WHAT THIS TASK INVOLVES: What lines in the data below mention the string "JSON"? Copy them out.

(Stored records)
- - -

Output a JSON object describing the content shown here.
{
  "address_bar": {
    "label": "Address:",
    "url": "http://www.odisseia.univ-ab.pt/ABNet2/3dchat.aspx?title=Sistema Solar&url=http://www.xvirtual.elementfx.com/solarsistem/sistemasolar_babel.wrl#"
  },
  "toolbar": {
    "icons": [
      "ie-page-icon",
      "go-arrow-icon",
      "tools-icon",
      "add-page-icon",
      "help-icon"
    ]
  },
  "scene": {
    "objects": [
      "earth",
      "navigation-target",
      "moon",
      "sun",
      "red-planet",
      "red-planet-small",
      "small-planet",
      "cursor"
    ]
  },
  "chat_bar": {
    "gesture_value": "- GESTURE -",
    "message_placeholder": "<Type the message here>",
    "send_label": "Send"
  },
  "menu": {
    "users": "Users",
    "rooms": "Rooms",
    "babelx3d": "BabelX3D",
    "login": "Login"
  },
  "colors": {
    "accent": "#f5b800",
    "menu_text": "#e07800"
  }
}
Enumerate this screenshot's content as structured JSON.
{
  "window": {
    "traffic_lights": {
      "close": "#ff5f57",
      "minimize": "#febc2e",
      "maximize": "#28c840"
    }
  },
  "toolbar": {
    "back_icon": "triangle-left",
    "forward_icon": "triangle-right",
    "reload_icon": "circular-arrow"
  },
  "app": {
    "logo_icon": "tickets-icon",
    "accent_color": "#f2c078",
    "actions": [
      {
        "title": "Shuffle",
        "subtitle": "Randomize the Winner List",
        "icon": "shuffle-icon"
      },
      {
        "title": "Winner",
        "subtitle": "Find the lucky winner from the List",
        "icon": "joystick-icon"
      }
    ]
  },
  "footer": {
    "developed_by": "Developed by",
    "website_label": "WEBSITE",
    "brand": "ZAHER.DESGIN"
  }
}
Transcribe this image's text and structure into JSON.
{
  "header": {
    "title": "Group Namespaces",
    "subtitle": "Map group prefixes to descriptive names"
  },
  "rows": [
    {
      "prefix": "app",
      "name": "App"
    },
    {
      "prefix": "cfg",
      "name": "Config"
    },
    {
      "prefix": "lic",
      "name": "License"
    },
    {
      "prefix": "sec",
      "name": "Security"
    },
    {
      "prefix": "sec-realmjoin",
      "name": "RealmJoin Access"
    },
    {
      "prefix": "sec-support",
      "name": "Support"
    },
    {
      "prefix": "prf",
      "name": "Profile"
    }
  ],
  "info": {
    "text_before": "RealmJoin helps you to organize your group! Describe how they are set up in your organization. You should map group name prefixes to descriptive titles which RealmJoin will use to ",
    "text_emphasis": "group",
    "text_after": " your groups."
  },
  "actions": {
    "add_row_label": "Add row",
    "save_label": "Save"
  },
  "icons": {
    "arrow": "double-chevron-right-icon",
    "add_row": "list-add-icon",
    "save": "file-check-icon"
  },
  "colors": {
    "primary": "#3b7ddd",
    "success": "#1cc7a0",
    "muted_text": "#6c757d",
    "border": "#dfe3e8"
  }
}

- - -

YOUR RESPONSE:
Output a JSON object describing the content shown here.
Enumerate this screenshot's content as structured JSON.
Transcribe this image's text and structure into JSON.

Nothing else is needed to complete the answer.